Homecoming parade for Royal Welsh after Afghanistan tour

Soldiers from the 1st battalion Royal Welsh paraded through Swansea.

Related Stories

Members of 1st Battalion The Royal Welsh have marched through Swansea in a homecoming parade to mark their return from Afghanistan.

The occasion remembered Capt Stephen Healey, 29, and Cpl Michael Thacker, 27, who died during the tour.

The city also signed a community covenant to support members of the armed forces and their families.

The parade began on Oystermouth Road and went through the city centre to Brangwyn Hall.

Speaking before the event, Lord Mayor of Swansea Dennis James said: "This will be a historic day for the city when its links with the armed forces will be celebrated and sealed in the new covenant.

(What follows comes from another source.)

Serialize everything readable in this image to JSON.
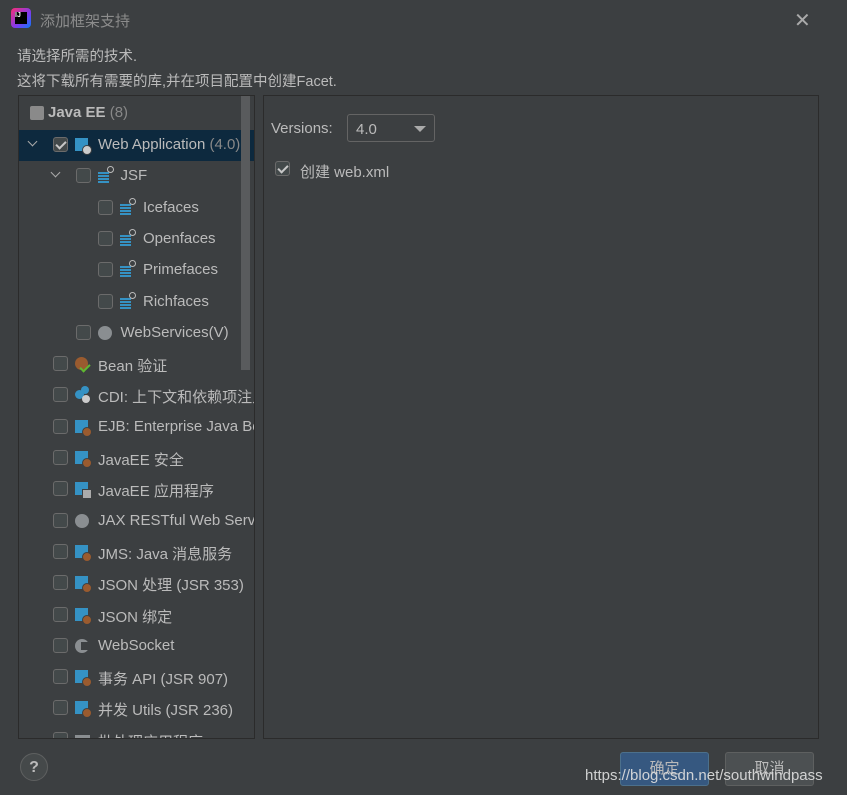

Start Quote

It was a long tour and so much was achieved, but not without sacrifice”

End Quote Lt Col Stephen Webb

The 1st Battalion The Royal Welsh (Royal Welch Fusiliers), which returned in October after a six-month tour, has been supporting the ongoing security and reconstruction work in Helmand Province.

Capt Healey died in May when his vehicle was caught in a blast in Helmand province.

Cpl Thacker was on his third tour of Afghanistan when he was shot while on duty at an observation post on 1 June.

Commanding Officer Lt Col Stephen Webb, who is originally from Swansea, said: "We have had so much support from the communities around Wales while we've been away and the soldiers are so grateful for that.

"To return home and take part in these events provides us with an opportunity to say thank you for that support.

"It was a long tour and so much was achieved, but not without sacrifice."

The 1st Battalion The Royal Welsh (The Royal Welch Fusiliers) The soldiers said they were grateful for the support they had received from around Wales while they were in Afghanistan

More on This Story

Related Stories

The BBC is not responsible for the content of external Internet sites

BBC South West Wales

Weather

Swansea

16 °C 9 °C

Features

BBC © 2014 The BBC is not responsible for the content of external sites. Read more.

This page is best viewed in an up-to-date web browser with style sheets (CSS) enabled. While you will be able to view the content of this page in your current browser, you will not be able to get the full visual experience. Please consider upgrading your browser software or enabling style sheets (CSS) if you are able to do so.